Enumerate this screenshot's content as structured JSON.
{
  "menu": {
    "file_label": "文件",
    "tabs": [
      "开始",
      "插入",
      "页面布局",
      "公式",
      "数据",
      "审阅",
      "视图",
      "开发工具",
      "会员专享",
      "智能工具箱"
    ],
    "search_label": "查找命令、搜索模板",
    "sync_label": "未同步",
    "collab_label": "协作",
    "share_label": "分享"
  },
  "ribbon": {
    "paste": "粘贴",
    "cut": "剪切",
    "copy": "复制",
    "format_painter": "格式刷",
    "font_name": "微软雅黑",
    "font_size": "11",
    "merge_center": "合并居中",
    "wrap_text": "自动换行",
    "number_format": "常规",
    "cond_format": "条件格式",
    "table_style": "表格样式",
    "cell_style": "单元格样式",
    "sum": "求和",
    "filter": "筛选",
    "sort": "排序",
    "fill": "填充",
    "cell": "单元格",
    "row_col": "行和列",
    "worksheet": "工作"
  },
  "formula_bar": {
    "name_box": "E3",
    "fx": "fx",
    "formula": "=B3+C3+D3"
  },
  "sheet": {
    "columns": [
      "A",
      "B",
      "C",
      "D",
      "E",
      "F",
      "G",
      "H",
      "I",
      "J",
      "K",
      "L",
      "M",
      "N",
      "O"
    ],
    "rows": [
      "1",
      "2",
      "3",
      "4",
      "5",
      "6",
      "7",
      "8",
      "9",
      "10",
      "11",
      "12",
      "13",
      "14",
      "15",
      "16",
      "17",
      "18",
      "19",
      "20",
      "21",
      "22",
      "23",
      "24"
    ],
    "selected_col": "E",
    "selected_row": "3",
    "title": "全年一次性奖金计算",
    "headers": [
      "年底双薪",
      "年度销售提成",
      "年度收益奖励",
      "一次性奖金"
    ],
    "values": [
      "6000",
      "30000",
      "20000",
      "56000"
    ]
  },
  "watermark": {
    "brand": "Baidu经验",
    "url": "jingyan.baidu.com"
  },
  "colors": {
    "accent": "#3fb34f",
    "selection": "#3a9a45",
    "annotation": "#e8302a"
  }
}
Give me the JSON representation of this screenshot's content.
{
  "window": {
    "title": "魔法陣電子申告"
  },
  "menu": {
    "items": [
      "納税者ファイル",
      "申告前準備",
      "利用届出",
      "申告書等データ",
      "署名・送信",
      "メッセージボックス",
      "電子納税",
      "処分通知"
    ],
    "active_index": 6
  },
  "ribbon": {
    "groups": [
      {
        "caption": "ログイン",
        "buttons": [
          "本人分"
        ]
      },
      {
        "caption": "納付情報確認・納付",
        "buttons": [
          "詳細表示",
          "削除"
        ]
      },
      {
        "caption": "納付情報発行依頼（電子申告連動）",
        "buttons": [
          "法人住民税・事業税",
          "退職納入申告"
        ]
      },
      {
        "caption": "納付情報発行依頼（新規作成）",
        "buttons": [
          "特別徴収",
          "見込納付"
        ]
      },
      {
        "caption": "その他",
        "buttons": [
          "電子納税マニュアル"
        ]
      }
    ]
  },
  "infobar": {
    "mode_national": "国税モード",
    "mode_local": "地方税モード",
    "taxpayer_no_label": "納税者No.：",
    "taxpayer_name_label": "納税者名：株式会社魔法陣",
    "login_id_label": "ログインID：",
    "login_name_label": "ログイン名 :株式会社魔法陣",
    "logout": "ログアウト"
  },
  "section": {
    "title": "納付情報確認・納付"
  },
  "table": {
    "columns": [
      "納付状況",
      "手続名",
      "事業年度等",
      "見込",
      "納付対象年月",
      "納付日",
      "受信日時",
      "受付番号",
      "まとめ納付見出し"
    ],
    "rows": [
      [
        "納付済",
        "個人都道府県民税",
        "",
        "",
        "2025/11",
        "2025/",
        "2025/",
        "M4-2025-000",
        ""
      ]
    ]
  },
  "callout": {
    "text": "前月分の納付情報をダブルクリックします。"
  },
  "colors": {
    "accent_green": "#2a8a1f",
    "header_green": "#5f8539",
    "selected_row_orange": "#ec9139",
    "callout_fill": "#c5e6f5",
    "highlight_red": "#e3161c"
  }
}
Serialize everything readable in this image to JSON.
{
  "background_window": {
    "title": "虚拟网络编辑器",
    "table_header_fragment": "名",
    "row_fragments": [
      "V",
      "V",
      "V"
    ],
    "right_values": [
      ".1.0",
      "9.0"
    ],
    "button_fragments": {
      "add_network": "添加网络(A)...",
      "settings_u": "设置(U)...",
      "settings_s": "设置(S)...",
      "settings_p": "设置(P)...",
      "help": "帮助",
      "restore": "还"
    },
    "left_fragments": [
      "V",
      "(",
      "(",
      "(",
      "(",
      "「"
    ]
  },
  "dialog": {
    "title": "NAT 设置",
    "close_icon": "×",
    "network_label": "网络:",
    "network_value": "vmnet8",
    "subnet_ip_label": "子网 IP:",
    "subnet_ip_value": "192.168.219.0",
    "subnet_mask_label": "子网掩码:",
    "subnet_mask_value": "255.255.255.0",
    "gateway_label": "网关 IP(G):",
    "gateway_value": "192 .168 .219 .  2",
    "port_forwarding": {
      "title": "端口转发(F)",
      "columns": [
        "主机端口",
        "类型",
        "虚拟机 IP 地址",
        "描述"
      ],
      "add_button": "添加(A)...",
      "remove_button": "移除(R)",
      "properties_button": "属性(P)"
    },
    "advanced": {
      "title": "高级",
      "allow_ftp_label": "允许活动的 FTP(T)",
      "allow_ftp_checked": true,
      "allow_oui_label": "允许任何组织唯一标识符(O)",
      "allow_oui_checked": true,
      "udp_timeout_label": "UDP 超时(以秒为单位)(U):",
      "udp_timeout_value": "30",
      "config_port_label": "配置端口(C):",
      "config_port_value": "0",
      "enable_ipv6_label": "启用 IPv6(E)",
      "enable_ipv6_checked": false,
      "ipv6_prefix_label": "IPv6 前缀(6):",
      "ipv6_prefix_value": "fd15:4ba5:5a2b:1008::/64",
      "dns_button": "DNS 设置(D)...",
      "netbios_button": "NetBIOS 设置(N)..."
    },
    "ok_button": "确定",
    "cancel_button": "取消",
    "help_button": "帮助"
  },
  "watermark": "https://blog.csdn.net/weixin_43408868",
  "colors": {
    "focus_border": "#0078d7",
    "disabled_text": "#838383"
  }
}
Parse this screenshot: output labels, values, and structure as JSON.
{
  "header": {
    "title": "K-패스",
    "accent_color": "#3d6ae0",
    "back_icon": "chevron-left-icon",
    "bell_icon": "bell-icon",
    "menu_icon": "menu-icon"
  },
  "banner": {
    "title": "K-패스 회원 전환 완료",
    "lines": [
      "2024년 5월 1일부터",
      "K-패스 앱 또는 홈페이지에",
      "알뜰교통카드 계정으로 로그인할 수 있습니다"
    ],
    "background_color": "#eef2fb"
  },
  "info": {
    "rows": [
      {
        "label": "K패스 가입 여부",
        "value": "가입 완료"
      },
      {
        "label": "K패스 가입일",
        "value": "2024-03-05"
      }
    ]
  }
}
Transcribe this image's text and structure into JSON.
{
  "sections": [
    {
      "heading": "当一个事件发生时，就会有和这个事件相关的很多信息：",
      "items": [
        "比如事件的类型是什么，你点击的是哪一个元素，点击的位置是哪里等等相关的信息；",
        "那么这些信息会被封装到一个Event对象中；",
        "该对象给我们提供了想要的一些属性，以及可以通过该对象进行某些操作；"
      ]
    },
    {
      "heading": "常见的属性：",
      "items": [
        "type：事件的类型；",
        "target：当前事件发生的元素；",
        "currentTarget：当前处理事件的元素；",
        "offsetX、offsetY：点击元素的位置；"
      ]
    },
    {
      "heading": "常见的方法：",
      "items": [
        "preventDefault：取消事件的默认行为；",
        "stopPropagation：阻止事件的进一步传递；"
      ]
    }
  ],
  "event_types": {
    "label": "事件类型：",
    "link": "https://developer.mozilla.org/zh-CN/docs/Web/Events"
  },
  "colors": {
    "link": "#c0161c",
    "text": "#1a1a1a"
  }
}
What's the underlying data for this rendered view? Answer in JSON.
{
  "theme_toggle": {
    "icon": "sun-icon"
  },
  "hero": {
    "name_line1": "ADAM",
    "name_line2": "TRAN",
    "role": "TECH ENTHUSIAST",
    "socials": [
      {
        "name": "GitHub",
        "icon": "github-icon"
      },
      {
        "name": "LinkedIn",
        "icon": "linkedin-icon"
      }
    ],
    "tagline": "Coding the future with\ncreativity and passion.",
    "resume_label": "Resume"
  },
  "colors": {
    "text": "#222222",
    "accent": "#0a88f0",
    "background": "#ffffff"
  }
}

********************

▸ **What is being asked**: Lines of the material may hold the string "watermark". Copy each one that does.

▸ **Exercise result**:
  "watermark": {
  "watermark": "https://blog.csdn.net/weixin_43408868",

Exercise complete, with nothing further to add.